Plant this month:
Outside  (but still protect with a cloche)-: Broad Beans, Beetroot, Broccoli, Brussels sprouts, (summer) Cabbage, Carrots, Chard, (spring) Onion sets, salad Onion seed, Peas, (chitted early) Potatoes, Radish, Rocket, Parsnip. Raspberry canes, Asparagus crowns, strawberry plants.
Under cover – Carrots (in biodegradable pots), Cauliflower, Parsley, Peas, Tomatoes
Keep chitting potatoes and sowing annual and perennial flowers
Plant out seedlings: Cauliflower
Leek, Lettuce, Spinach can be sown all year round and planted out, depending on the variety.
Harvest: Broccoli,  (spring) Cabbage, Kale, Leeks, last of parsnips, and checked stored veg.

At the plot in March 2007 we were harvesting endless purple sprouting broccoli and curly kale.  In March 2008 the plot let us pick the last of leeks, kale, chard. At home the chives were peeping through and we could pick rocket, kale, and the last cabbage. March 2009 started off cold, but had lots of warm sunny days and by the end I was picking rocket and chives, and salad leaves from the coldframe, and still Brussels Sprouts! The plot gave up the last of the Beetroot and leeks, and Jerusalem Artichokes. 2010 saw sun in March, quite a lot of it in fact, but there was still snow at the start, ice at night, and cold winds. The grass started growing around 20 March, as did the weed seedlings. The last of the parsnips were dug out as they started to sprout again, and some delicious last carrots were eaten. The new spring brassicas are growing, but not supplying much yet, and the rhubarb has some pink stems just peeping through. Asparagus plants are due, and the potatoes have chitted, ready to go out in April. Chives are peeping through at home, and the lettuce seeds have been sown.
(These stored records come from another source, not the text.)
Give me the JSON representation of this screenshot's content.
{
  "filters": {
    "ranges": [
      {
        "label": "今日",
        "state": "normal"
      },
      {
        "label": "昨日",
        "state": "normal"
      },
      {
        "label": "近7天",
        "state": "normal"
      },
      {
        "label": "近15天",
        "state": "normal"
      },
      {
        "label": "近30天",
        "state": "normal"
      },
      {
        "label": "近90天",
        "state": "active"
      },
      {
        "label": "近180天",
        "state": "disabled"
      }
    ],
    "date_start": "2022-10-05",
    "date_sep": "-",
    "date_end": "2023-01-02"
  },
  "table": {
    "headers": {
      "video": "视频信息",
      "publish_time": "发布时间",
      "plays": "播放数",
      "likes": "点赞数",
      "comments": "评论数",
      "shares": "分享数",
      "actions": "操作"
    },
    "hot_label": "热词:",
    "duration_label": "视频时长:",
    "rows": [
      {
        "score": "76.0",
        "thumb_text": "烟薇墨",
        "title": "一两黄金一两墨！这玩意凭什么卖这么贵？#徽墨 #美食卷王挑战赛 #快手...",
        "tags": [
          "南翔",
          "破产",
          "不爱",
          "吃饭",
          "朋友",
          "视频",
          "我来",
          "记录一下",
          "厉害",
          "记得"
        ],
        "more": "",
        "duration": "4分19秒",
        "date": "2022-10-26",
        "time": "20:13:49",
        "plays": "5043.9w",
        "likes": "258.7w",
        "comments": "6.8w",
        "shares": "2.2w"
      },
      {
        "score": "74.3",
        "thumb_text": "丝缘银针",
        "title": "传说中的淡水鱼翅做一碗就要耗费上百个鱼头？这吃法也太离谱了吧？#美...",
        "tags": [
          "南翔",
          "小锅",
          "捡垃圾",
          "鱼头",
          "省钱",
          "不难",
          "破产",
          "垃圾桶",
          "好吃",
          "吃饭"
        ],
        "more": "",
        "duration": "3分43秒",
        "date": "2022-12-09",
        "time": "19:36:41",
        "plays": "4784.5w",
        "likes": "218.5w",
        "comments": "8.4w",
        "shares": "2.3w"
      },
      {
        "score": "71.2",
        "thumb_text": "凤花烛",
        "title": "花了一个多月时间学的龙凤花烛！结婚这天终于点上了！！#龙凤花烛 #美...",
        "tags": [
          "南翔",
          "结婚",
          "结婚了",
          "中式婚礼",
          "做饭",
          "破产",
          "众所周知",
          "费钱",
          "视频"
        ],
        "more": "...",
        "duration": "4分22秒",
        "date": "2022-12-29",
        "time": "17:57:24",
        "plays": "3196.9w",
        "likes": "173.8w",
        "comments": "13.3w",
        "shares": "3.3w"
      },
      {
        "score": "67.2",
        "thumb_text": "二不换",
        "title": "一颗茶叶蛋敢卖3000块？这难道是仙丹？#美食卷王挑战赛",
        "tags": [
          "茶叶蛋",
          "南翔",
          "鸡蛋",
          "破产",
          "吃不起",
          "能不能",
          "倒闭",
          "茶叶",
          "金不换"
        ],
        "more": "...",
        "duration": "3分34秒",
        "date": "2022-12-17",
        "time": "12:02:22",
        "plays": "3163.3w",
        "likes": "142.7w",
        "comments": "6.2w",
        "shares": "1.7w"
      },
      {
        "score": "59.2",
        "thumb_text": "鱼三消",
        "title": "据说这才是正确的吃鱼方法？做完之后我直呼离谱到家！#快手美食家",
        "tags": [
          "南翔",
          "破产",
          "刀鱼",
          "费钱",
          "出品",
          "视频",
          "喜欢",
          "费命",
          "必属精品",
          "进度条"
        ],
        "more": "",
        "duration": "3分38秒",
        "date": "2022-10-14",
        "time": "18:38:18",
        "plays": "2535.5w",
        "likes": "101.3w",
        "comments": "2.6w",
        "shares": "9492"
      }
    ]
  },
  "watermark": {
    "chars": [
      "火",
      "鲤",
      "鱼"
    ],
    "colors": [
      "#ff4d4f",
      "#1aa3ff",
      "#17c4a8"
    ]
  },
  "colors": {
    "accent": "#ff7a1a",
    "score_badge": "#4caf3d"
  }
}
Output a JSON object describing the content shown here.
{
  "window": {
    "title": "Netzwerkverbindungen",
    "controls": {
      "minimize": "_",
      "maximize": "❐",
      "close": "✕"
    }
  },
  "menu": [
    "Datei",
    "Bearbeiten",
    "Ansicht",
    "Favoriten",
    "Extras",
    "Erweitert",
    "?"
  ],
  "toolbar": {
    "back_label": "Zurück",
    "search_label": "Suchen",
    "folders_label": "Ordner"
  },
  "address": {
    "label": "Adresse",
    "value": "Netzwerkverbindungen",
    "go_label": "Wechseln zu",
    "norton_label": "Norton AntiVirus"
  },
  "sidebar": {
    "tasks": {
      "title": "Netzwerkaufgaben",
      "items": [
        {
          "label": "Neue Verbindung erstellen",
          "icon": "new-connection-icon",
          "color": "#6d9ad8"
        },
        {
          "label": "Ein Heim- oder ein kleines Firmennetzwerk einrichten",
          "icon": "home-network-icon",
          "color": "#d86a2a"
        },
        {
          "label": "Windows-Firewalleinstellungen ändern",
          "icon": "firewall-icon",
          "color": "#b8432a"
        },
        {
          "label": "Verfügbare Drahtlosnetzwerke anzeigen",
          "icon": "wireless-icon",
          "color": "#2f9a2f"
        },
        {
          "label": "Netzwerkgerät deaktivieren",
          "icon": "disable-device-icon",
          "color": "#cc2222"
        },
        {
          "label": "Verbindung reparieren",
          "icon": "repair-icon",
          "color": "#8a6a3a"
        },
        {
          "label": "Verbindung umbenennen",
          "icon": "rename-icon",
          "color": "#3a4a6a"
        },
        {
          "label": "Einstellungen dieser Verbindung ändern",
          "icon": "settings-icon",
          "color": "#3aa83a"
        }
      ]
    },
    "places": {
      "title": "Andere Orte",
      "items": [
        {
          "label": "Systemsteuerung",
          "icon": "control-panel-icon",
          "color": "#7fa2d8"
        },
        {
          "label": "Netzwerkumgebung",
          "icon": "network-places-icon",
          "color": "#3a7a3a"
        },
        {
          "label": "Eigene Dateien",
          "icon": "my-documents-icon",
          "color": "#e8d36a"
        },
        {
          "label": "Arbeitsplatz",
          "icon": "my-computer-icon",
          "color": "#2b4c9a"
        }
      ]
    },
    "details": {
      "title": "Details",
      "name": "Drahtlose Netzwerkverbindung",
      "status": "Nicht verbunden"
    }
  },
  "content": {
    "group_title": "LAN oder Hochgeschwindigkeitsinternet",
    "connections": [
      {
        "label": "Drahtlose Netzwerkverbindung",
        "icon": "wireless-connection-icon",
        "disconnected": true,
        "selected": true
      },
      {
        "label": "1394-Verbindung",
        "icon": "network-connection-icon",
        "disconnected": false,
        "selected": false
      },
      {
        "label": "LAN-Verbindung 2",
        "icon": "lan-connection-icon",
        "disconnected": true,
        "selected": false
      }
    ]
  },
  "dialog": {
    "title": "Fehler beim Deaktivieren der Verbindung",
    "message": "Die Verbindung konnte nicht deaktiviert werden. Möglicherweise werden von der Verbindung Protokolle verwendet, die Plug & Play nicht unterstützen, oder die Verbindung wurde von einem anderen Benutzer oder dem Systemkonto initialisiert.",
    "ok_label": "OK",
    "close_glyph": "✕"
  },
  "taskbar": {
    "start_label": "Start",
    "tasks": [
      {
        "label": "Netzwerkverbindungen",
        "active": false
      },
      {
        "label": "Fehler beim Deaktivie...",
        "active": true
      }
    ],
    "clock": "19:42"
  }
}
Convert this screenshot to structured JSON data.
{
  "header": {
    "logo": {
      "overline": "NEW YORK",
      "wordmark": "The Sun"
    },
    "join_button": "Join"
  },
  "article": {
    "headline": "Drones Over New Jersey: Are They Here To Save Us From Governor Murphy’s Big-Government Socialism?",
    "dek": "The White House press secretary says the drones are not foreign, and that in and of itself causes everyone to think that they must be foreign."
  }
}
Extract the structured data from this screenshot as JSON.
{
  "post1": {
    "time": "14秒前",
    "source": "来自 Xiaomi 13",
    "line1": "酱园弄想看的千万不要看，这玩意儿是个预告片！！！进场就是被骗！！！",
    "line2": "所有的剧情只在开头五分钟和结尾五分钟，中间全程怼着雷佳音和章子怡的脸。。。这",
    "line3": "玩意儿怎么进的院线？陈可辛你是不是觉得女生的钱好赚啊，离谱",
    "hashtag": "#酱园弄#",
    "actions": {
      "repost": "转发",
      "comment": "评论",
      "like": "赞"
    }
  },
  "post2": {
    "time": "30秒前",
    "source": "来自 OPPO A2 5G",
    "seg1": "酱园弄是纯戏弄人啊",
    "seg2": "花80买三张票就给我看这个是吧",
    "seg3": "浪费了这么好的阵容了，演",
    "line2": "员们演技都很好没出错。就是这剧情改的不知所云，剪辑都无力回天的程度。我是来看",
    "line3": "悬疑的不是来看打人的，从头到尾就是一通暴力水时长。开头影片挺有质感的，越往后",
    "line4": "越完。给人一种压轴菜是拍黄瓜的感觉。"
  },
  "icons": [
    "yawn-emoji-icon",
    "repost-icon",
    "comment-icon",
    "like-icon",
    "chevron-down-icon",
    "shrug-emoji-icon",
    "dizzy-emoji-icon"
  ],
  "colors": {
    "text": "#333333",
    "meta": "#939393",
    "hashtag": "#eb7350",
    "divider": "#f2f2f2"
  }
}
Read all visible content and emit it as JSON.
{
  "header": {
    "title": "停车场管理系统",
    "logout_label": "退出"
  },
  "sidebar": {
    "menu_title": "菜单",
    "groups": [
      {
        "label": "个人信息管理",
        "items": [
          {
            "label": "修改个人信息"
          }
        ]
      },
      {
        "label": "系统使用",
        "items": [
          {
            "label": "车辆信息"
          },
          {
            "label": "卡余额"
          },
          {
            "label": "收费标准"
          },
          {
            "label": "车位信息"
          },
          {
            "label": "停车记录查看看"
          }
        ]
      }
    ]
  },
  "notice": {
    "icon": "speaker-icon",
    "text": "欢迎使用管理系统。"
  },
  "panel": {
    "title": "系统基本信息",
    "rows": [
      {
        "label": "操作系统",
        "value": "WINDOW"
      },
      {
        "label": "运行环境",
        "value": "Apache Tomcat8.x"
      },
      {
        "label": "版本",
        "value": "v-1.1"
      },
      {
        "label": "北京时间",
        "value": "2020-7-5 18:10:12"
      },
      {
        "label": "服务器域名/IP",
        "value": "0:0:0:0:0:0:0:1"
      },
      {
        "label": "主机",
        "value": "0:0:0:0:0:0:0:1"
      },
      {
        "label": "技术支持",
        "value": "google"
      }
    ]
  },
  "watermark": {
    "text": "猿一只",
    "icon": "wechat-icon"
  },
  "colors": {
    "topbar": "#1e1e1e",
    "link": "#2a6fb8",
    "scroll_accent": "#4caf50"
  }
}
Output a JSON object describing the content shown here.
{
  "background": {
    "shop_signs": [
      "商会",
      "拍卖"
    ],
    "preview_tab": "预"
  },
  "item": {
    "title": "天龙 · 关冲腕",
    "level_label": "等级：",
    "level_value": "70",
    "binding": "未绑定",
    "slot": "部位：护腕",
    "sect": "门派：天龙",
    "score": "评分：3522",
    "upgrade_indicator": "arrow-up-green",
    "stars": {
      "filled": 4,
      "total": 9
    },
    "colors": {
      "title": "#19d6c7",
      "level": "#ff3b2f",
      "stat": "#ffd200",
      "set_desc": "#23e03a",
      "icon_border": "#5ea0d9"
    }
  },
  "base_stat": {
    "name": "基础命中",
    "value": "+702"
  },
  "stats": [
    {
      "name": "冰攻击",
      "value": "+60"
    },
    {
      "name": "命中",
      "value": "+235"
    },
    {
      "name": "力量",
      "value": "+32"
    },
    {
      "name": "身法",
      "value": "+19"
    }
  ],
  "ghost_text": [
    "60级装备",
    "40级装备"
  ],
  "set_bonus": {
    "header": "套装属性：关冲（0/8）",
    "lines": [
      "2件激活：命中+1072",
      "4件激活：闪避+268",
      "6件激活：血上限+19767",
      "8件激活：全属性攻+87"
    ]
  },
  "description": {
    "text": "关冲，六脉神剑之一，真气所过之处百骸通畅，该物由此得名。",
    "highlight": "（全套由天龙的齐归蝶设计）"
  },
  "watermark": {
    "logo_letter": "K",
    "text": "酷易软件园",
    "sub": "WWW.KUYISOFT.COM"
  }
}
In March 2011 the days were wonderfully warm and sunny, but there was often a heavy frost at night. The last leeks were lifted and sadly the brassicas are very small, but those that survived the winter must be hardy, so hopefully they will succeed. Lots of chitted potatoes have been planted, and sweet pink rhubarb was picked and eaten. I spotted a finger sized asparagus spear on a plant whose roots appeared fully exposed! At home the chives are through. March 2012 was warm, dry, sunny, with heavy frost at night. Rhubarb was tender and sweet, and the one plant now produces lots of stems housed in an old chimney pot. The cabbages, purple sprouting broccoli and Brussels sprouts started to bolt as the last were picked, and the chard kept going. Chives are peeping through, as is the fennel, and the fruit bushes are in leaf. There was nothing to pick in March 2013, as nothing had got going in 2012 with all the rain. But, the rhubarb stalks are there and trying! March 2014 was warm some days, wet on others, with occasional frost, in other words, Ok really. Chives are through, fruit bushes are sprouting, and seedlings are germinating in the greenhouse. Forecasts are that the crop for 2015 will be good because of the mild late autumn, delaying the blossom this spring, so it should have ideal conditions when it emerges. Meanwhile, March was dry, and quite warm, so the lawns started growing, and the air felt very spring like. The chives are through, buds are fit to burst on shrubs, but the nights have been very cold, with heavy frost greeting dawn. March 2016 was sunny, and cold, and we had quite a lot of heavy snow in the first week. Then it was dry and the soild started to lose its waterlogged look, but over Easer it returned. Easter weekend was a mixed bag of sun, hail and wind, but plants are starting to grow now. The rhubarb has shoots, chives are through, currant bushes and Blueberry bushes are ready to open their leaves, and weed seedlings have started.







box of veg

All lovely to eat

London Garden Designer, layout image